Dear Diary 013: Post-Cyclocross Depression
[Lede photo by PDXcross]
The cyclocross high is wearing off and the hangover is heavy. In January I’ll go to California and get 5 more races in, but I might as well be a junkie at a methadone clinic. I know it’s ending. It won’t be the same. It will just keep me from jumping out the window.
It’s not that I miss the mud or the bike washing or the post-race track hack. I don’t miss the cost of replacing equipment or the pre-race warmups or the 39-degrees-and-raining start lines.
It’s the vortex that I miss.
The 45 minutes of unrelenting focus. A tiny slice of time in which I am reduced to crude physiology – violent circulation of blood, desperate dissemination of oxygen to muscles, a brain attempting to override and nullify notifications about widespread pain and suffering. This isn’t happening. it says I don’t believe you. [Shutup, legs!]
How incredible is it to be able to go out once a week, sharpen yourself into a point and cut into the deep, unpretty parts of your brain. It’s not that we are pedaling away from our troubles, because they’re back as soon as the checkered flag waves and our frozen fingers reach for the brakes to call it a day. It’s not a suspension of reality or an escape – it’s an intensification of everything that is inside. It’s a risk we take. A risk that always pays off, even when it doesn’t.
Last week on the night before my race I sat in a hot bath and studied my legs. Knee swollen and yellow from an icy early morning crash on the nationals course before it had turned into a muddy hell. Scar on my knee still plump and purplish and maybe a little tender from where I went down and jammed a piece of gravel into my flesh during the first race of the season.
My elbow is developing a constellation of shiny arcs and slashes – slivers of damaged skin in chaotic patterns that trace the memory of a fast crash on a bad day in a good town. When it’s cold my left shoulder aches from the inside out. The skin on my left hip is tight and red and angry and reflective in a single line just below the top of my hip bone.
It’s been a long season. Staring down at so much damaged skin and bone, I couldn’t help but sigh. I thought can you do this for me one more time, body? Please? Just once and then we’ll rest? It did it’s best and I can’t say that I blame it for feeling weary.
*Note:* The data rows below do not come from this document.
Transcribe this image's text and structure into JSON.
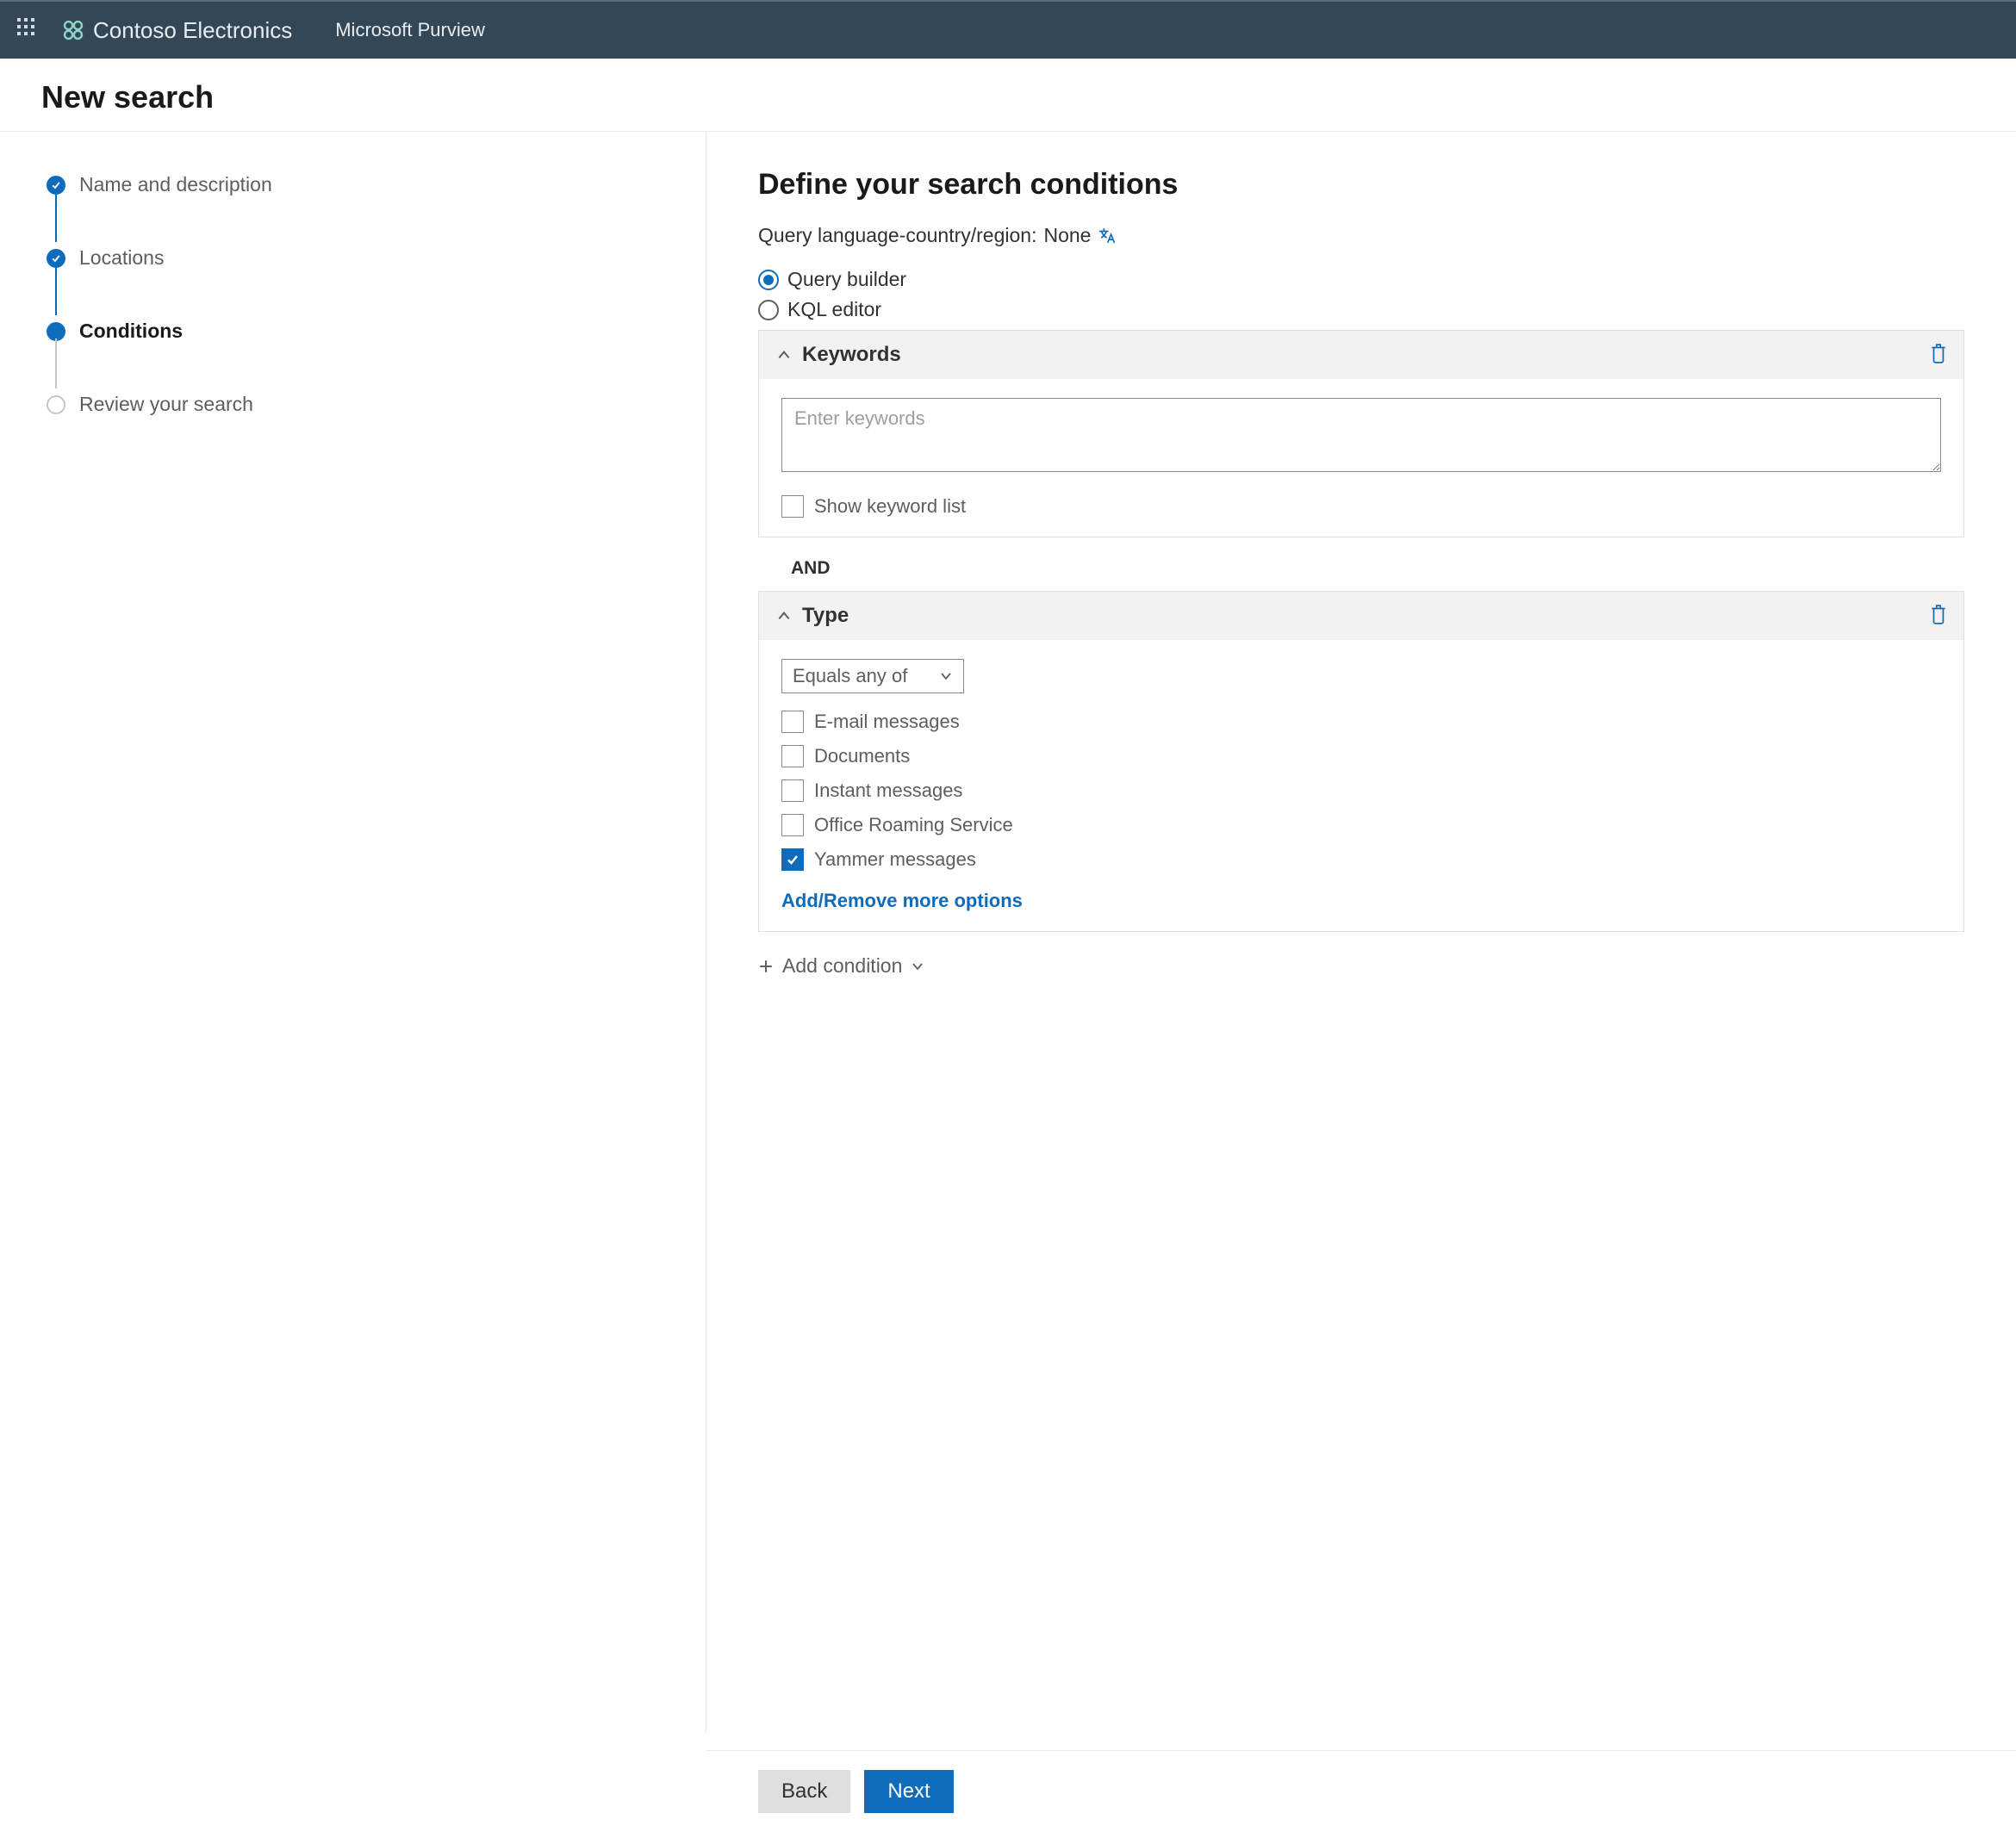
{
  "header": {
    "org_name": "Contoso Electronics",
    "product": "Microsoft Purview"
  },
  "page_title": "New search",
  "stepper": [
    {
      "label": "Name and description",
      "state": "done"
    },
    {
      "label": "Locations",
      "state": "done"
    },
    {
      "label": "Conditions",
      "state": "current"
    },
    {
      "label": "Review your search",
      "state": "pending"
    }
  ],
  "main": {
    "heading": "Define your search conditions",
    "lang_label": "Query language-country/region:",
    "lang_value": "None",
    "radio_options": {
      "query_builder": "Query builder",
      "kql_editor": "KQL editor",
      "selected": "query_builder"
    },
    "keywords_card": {
      "title": "Keywords",
      "placeholder": "Enter keywords",
      "value": "",
      "show_list_label": "Show keyword list",
      "show_list_checked": false
    },
    "join_op": "AND",
    "type_card": {
      "title": "Type",
      "operator": "Equals any of",
      "options": [
        {
          "label": "E-mail messages",
          "checked": false
        },
        {
          "label": "Documents",
          "checked": false
        },
        {
          "label": "Instant messages",
          "checked": false
        },
        {
          "label": "Office Roaming Service",
          "checked": false
        },
        {
          "label": "Yammer messages",
          "checked": true
        }
      ],
      "more_link": "Add/Remove more options"
    },
    "add_condition": "Add condition"
  },
  "footer": {
    "back": "Back",
    "next": "Next"
  }
}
It’s good that ‘cross is ending. I get that. It can’t go on forever.
Super cheery people attempt to console us by reminding us that it’s time to ski! Or, now it’s time for long, slow rides with our friends! Winter training!
I acknowledge that their intentions are good and their points often valid, but sometimes I feel like my 13-year-old best-friend-love-of-my-life dog just died and they are standing on my doorstep with a puppy wrapped in ribbons and rainbows. It’s not time yet, man. Let me have this desolation for a little while.
I’m listening to sad songs on repeat and mourning more than just the loss of this season. There’s something about cyclocross that makes me a better person. More willing to walk with you to the edge, more willing to put my hand out and connect, more open and vulnerable and humble and terrified and elated.
[Photo courtesy of PDXcross]